◆ **WORK REQUIRED**:
If a line in the entries below includes "screenshot", show that line.

(Source records)
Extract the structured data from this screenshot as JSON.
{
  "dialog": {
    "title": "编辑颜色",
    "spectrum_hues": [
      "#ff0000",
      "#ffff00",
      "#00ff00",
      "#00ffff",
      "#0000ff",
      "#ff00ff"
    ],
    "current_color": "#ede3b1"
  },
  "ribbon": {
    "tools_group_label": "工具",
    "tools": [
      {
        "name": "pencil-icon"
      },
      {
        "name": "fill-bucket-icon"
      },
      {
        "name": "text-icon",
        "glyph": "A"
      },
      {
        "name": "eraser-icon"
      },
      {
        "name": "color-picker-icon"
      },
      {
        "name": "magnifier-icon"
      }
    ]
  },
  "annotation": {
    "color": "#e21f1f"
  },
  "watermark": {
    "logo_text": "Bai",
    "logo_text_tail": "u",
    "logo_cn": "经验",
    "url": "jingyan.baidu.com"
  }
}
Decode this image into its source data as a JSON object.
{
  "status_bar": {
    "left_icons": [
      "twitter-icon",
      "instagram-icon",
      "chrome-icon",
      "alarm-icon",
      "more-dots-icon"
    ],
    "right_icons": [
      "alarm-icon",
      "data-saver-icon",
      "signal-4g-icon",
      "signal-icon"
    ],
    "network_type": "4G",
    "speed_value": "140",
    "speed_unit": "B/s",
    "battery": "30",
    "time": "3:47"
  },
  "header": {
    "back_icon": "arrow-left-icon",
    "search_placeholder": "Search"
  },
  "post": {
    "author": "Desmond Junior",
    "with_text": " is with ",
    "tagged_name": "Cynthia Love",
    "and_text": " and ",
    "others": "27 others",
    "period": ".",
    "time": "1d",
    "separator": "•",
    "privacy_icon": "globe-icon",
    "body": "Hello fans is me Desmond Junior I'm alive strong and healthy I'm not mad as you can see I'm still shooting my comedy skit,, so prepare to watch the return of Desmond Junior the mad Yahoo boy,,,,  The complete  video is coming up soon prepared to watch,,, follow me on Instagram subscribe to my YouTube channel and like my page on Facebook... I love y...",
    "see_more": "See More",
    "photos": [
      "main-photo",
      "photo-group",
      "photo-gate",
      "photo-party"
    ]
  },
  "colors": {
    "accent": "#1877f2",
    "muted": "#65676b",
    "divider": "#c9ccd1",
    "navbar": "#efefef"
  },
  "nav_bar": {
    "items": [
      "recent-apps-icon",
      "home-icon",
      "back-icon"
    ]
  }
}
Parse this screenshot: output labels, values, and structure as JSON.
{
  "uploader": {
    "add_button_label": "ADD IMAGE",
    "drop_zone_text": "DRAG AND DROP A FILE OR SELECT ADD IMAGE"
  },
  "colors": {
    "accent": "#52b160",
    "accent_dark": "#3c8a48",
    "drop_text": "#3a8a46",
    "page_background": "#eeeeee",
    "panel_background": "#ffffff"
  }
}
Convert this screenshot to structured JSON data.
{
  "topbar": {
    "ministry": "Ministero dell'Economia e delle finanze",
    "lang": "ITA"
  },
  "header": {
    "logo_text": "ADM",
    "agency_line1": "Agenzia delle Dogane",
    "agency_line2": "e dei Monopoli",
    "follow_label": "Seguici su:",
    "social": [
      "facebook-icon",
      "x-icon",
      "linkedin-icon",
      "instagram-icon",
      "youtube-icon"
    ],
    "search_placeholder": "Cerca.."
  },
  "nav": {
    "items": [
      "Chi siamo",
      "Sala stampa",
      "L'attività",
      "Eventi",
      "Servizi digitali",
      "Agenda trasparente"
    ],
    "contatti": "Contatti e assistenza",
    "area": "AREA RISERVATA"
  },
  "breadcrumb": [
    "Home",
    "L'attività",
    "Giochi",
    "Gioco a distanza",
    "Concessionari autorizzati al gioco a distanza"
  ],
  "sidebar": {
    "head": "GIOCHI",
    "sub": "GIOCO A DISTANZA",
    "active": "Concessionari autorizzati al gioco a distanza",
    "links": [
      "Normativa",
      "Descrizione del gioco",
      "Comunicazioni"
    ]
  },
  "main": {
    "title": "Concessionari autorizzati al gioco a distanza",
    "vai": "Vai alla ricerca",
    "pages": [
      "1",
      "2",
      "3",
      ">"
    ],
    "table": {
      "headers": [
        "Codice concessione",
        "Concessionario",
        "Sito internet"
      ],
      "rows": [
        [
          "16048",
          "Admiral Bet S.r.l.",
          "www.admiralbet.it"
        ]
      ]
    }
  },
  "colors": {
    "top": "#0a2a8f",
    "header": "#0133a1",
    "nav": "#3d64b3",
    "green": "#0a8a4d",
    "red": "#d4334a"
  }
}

◆ **ANSWER TO THIS TASK**:
Extract the structured data from this screenshot as JSON.
Parse this screenshot: output labels, values, and structure as JSON.
Convert this screenshot to structured JSON data.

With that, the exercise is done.